[DATA Boundary: Start]

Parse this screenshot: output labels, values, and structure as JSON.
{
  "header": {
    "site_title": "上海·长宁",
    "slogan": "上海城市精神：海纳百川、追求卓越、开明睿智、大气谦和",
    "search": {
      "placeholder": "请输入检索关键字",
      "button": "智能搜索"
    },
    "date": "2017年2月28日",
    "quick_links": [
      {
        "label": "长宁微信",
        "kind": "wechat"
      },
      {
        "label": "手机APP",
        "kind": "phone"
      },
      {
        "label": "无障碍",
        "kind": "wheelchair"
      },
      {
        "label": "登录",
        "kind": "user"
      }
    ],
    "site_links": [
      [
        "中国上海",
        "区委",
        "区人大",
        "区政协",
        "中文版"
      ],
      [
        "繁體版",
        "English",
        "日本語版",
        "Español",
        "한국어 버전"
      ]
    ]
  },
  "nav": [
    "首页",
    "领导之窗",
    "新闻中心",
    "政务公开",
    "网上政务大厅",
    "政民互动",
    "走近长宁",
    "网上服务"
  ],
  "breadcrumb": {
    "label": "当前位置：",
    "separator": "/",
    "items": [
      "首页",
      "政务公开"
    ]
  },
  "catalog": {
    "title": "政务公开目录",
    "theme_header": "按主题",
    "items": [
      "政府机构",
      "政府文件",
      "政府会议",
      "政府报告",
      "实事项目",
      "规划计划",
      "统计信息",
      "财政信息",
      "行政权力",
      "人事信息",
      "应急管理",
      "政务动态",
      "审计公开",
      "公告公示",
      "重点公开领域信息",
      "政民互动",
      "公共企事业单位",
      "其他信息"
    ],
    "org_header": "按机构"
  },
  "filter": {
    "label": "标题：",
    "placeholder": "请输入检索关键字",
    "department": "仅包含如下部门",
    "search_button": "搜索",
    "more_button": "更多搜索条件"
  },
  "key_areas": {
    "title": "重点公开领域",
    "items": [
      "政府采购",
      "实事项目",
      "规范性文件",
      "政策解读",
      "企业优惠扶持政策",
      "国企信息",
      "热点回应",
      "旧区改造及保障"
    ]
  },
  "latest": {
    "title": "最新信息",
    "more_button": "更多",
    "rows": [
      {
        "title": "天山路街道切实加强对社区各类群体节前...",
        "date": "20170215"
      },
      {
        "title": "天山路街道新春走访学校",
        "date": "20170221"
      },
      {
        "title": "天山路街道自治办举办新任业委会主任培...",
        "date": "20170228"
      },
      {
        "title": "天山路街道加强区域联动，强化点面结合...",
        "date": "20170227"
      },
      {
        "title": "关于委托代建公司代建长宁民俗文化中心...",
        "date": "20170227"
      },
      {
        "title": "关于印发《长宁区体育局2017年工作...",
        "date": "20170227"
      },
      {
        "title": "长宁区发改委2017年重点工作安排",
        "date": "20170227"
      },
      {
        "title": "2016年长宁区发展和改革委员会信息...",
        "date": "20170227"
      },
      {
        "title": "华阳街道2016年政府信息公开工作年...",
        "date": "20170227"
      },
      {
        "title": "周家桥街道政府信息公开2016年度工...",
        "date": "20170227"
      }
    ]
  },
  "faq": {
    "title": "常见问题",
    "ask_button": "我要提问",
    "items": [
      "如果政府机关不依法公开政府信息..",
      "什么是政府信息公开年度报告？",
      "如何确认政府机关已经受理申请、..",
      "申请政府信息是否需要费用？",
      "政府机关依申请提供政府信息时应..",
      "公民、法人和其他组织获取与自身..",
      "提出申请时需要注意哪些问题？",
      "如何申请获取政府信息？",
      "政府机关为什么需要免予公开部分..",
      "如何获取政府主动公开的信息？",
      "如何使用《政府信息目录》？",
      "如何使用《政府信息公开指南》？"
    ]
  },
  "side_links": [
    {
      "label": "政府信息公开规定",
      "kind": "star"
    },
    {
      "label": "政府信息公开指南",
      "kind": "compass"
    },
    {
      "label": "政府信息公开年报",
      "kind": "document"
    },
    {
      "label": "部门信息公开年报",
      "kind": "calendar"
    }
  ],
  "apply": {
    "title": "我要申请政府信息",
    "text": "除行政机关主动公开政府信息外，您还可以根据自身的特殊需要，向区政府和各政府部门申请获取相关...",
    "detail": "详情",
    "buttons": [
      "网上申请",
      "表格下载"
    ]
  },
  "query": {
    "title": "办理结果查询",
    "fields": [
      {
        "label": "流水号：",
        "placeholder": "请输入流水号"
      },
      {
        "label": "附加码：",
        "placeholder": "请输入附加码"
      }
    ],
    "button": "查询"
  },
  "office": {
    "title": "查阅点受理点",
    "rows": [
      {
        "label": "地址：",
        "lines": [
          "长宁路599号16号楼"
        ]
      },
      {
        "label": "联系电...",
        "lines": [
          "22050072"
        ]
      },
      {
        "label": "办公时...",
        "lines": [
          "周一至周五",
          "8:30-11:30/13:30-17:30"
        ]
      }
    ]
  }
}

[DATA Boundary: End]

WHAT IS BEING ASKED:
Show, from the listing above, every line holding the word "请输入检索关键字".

PROBLEM SOLUTION:
      "placeholder": "请输入检索关键字",
    "placeholder": "请输入检索关键字",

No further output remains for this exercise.